Political Debates Strengthen Our Democracy

Aug 28, 2014

In the United States and in Montana, the proper functioning of our democratic form of government requires an active and informed participation by the electorate.

Broad “participation” is essential to the American democratic election formula.  That is why GOP efforts at suppressing the vote across the nation, the subject of my commentary last month, is not just reprehensible, but also detrimental to the proper functioning of our system.

In addition to broad participation, the idea of an “informed” electorate is equally essential to the proper functioning of our government and to the free elections which are the hallmark of our process.  Informing the electorate is the dual responsibility of the news media and the candidates.  The news media provide the primary communication vehicle while the candidates are responsible for providing real information about themselves, their records, and their positions on important issues to voters.

The nexus of this responsibility, the crossroad where candidates and the news media come together, finds its best and most effective vehicle to be political campaign debates.

Our national and state history is replete with examples of political campaign debates informing the electorate and enhancing and strengthening our democratic system.

Historically, the seven Illinois senatorial debates between Abraham Lincoln and Steven Douglas set the standard for the value of candidate debates revealing essential truths to the electorate.  While many people attended those debates in person, the newspapers of the time were the primary vehicle by which voters learned of what was said. 

That speaks to the critical role the news media play in disseminating truth directly to the voters, a recognition of the role of the press seen by the Founding Fathers when they wrote and adopted the First Amendment of the US Constitution that recognized both freedom of speech and freedom of the press.

On September 26, 1960, we entered a new era of political discourse with the first-ever televised presidential debate between Richard Nixon and John Kennedy.  An unheard of 60 percent of adults nationwide tuned in as the debate was brought into the living rooms of more than 65 million people.  Three more debates between the two followed and the die was cast, though through the years candidates have manipulated the debate concept and have even refused to participate, depending upon what was to their political advantage.

Having one big audience, as in the Kennedy-Nixon example, is not always possible.  In places like Montana, where we are spread so widely and there is no dominant media outlet, the number of debates can replace the idea of one big audience.  Here, the best blend is to reach a large audience using the media AND a large number of debates to geographically cover the state.

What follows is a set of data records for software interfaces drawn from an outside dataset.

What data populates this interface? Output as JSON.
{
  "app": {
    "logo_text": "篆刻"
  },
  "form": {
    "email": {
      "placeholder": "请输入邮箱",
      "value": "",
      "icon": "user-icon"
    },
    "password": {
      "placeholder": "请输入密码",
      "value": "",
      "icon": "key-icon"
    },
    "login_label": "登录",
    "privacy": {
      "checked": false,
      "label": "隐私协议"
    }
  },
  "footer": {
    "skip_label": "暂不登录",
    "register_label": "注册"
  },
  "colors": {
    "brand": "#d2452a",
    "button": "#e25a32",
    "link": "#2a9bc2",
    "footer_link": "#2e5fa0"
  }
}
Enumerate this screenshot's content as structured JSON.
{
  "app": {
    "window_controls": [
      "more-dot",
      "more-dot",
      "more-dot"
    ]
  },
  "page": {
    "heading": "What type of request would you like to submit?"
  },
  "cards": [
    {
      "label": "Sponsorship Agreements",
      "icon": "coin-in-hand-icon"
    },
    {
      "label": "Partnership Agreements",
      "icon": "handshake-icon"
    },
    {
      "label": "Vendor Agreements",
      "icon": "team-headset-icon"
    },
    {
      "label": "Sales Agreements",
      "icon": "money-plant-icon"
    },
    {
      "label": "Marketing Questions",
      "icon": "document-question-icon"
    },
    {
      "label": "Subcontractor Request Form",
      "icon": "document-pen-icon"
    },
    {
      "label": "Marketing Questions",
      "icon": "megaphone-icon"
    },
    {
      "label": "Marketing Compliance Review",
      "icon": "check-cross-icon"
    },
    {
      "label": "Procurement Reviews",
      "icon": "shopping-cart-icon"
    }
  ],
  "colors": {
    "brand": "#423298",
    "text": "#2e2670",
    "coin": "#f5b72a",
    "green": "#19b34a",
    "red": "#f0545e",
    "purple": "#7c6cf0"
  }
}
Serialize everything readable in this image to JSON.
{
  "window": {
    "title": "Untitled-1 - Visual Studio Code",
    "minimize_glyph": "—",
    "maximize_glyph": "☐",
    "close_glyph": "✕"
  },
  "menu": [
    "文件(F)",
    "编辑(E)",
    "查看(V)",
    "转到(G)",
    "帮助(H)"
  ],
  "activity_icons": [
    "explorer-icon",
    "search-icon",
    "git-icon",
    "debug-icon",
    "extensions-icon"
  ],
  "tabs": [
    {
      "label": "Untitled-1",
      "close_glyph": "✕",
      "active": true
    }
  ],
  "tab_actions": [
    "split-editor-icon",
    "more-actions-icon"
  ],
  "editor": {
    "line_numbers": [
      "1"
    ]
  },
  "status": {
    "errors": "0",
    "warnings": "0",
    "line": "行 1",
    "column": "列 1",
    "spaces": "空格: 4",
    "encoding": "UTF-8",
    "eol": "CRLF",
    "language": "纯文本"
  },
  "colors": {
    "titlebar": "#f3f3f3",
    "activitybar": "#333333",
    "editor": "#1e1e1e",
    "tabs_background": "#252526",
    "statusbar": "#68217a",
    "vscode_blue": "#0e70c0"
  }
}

In 1980, former Governor Ted Schwinden and then State Senator Jack Ramirez of Billings participated in twenty-five (25) debates including one in Jordan, Montana, according to Schwinden’s filmed reflections last year.  

In 1992, Governor Marc Racicot and former State Representative Dorothy Bradley engaged in thirty-five (35) debates according to Bradley recently.  In fact, she said that “the ‘word’ was that if 2 people stopped in the street to change a tire we would stop and have a debate.”

However, the debate schedule in Montana this year is rather sparse.  Some candidates look at debates as being about them and their political advantage rather than about the voters.  They want to be elected with voters only seeing 30-second advertisements advancing the candidate’s “spin” rather than candidates, through debates, revealing themselves, their record and their positions to the voters.

With open seats for Senate and Congress, this is an important time for the citizens to be able to make informed decisions on their future representatives.  Because those elected in 2014 are likely to be in positions of responsibility for many years to come, to deny the voters the ability to make an informed choice by limiting debate opportunities weakens our democratic processes and is an insult to the voters.

Voters can take charge of this situation by taking the position that if a candidate is unwilling to engage in multiple debates before the people, sponsored by the news media, then that candidate has proven himself or herself unworthy of getting a scratch in the voting booth.

And the news media of Montana can not only fulfill its responsibility by hosting debates, but can take candidates to task for their refusal to participate.  Only when there is a political price to pay for not participating will some candidates actually be willing to expose themselves fully to the electorate.

If the result of these efforts is more debates, our democratic processes will be strengthened.

This is Evan Barrett in Butte, looking forward to many candidate debates between now and November.


Evan Barrett of Butte, has spent the last 45 years at the top level of Montana economic development, government, politics and education. He is currently the Director of Business & Community Outreach and an instructor at Highlands College of Montana Tech.  These are his personal views.